Nearly three-fourths of U.S. residents under age 45 would delay going to the hospital if they experienced symptoms of a stroke, according to a national survey by Ronald Reagan UCLA Medical Center, KPCC's "KPCC News" reports (Aguilera, "KPCC News," KPCC, 1/11).
About 800,000 strokes -- across all age groups -- are reported annually in the U.S. Of those, about 610,000 are first or new strokes. Meanwhile, about 130,000 deaths annually in the U.S. are attributed to stroke (Feller, UPI, 1/11).
The number of hospitalizations for young adults experiencing strokes has grown over the past 20 years (Thielking, "Morning Rounds," STAT News, 1/11).
According to experts, it is crucial that individuals experiencing stroke symptoms -- such as numbness, difficulty with eyesight or speaking and severe headache -- obtain medical care within three hours of the onset of such symptoms.

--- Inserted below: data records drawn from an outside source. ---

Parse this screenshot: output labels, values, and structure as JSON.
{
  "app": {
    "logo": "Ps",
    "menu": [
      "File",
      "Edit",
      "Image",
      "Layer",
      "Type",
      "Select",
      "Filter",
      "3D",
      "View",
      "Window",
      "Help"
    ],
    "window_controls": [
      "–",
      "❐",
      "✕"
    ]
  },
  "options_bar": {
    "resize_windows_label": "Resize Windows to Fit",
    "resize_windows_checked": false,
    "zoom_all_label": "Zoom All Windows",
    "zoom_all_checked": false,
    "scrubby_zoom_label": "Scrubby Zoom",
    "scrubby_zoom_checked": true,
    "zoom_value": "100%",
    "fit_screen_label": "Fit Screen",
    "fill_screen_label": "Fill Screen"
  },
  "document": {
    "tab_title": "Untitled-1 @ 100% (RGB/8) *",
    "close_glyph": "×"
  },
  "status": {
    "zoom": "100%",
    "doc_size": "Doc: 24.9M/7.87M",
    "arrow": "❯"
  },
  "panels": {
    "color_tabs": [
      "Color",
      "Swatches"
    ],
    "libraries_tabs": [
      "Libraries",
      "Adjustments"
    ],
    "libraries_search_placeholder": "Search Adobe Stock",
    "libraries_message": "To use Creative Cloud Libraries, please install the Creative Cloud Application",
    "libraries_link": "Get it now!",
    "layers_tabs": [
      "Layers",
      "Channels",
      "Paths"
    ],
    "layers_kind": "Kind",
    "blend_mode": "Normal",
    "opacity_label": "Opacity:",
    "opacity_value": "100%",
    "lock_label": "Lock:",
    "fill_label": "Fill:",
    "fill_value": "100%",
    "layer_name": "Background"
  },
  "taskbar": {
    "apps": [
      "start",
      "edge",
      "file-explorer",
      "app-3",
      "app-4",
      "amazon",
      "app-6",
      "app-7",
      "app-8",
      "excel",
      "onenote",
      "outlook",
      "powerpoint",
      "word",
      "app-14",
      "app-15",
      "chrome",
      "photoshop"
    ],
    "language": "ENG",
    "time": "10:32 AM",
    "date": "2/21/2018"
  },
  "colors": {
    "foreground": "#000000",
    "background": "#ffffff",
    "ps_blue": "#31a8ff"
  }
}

However, 73% of survey respondents said they would not seek care right away if they experienced stroke symptoms ("KPCC News," KPCC, 1/11).
David Liebeskind -- head of UCLA Medical Center's outpatient stroke and neurovascular programs and leader of the survey, said -- "The natural tendency is to be positive and have wishful thinking that any concerning symptoms of stroke would diminish or abate without treatment" ("Morning Rounds," STAT News, 1/11). He added, "A younger person is more inclined to think that perhaps symptoms that they do recognize as possible stroke warning signs may be more likely due to something else" (Thielking, STAT News, 1/11).
Liebeskind said the findings show that more education on stroke should be provided to younger individuals ("KPCC News," KPCC, 1/11).
"Timely treatment for stroke is probably more important than for almost any other medical problem there is," Liebeskind noted, adding, "There is a very limited window in which to start treatment because the brain is very sensitive to a lack of blood flow for or to bleeding, and the longer patients wait, the more devastating the consequences" (UPI, 1/11).This is part of the California Healthline Daily Edition, a summary of health policy coverage from major news organizations. Sign up for an email subscription.